→ **About this task**
Whenever a line in the entries below contains the string "description", copy that line.
[Material provided Boundary: Start]
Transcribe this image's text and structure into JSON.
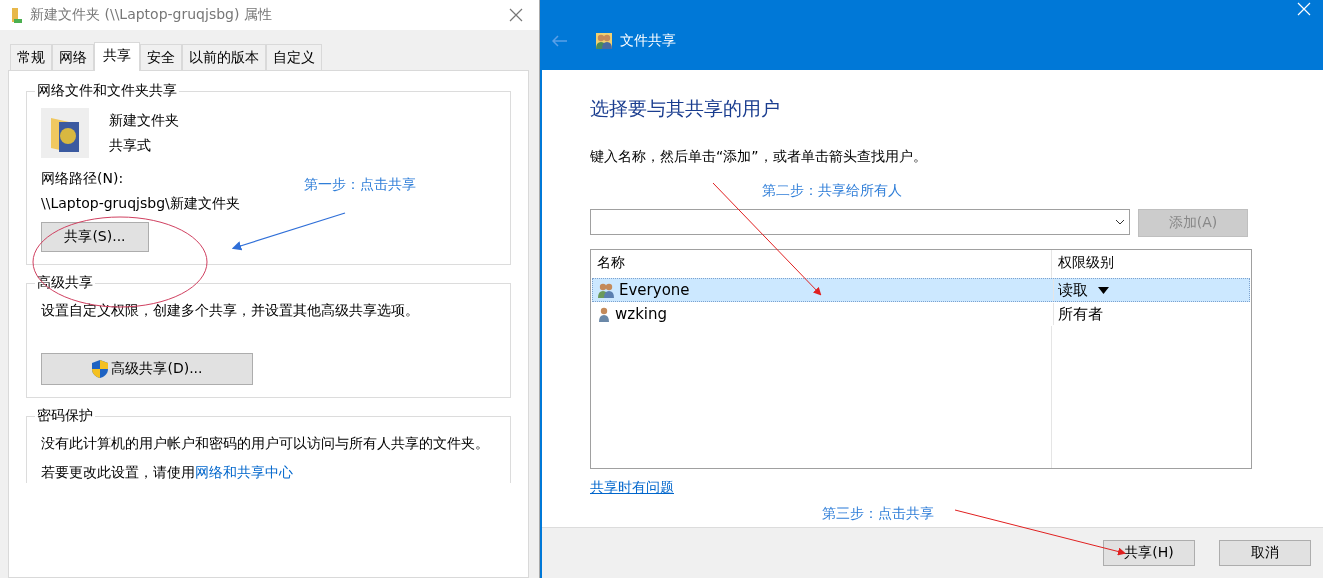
{
  "properties_dialog": {
    "title": "新建文件夹 (\\\\Laptop-gruqjsbg) 属性",
    "tabs": [
      {
        "label": "常规",
        "selected": false
      },
      {
        "label": "网络",
        "selected": false
      },
      {
        "label": "共享",
        "selected": true
      },
      {
        "label": "安全",
        "selected": false
      },
      {
        "label": "以前的版本",
        "selected": false
      },
      {
        "label": "自定义",
        "selected": false
      }
    ],
    "network_sharing": {
      "heading": "网络文件和文件夹共享",
      "folder_name": "新建文件夹",
      "share_state": "共享式",
      "path_label": "网络路径(N):",
      "path": "\\\\Laptop-gruqjsbg\\新建文件夹",
      "button": "共享(S)..."
    },
    "advanced_sharing": {
      "heading": "高级共享",
      "description": "设置自定义权限，创建多个共享，并设置其他高级共享选项。",
      "button": "高级共享(D)..."
    },
    "password_protection": {
      "heading": "密码保护",
      "description": "没有此计算机的用户帐户和密码的用户可以访问与所有人共享的文件夹。",
      "change_text": "若要更改此设置，请使用",
      "change_link": "网络和共享中心"
    }
  },
  "file_sharing": {
    "title": "文件共享",
    "heading": "选择要与其共享的用户",
    "instruction": "键入名称，然后单击“添加”，或者单击箭头查找用户。",
    "add_button": {
      "label": "添加(A)",
      "disabled": true
    },
    "table": {
      "columns": [
        "名称",
        "权限级别"
      ],
      "rows": [
        {
          "name": "Everyone",
          "kind": "group",
          "permission": "读取",
          "has_dropdown": true,
          "selected": true
        },
        {
          "name": "wzking",
          "kind": "user",
          "permission": "所有者",
          "has_dropdown": false,
          "selected": false
        }
      ]
    },
    "help_link": "共享时有问题",
    "buttons": [
      "共享(H)",
      "取消"
    ]
  },
  "annotations": [
    {
      "text": "第一步：点击共享"
    },
    {
      "text": "第二步：共享给所有人"
    },
    {
      "text": "第三步：点击共享"
    }
  ]
}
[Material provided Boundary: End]
→ **Solved problem**
      "description": "设置自定义权限，创建多个共享，并设置其他高级共享选项。",
      "description": "没有此计算机的用户帐户和密码的用户可以访问与所有人共享的文件夹。",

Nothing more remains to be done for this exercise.